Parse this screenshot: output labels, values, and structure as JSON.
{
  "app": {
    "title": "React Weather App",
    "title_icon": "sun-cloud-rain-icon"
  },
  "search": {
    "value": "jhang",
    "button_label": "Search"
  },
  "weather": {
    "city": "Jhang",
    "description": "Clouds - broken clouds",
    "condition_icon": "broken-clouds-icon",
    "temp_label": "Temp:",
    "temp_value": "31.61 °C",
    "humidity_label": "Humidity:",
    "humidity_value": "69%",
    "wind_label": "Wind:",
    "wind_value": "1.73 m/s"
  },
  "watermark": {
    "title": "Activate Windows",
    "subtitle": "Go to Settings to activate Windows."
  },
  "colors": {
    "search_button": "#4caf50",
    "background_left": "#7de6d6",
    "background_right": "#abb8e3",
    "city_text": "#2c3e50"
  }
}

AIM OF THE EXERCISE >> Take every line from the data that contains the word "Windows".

SOLUTION TO THIS EXERCISE >>
    "title": "Activate Windows",
    "subtitle": "Go to Settings to activate Windows."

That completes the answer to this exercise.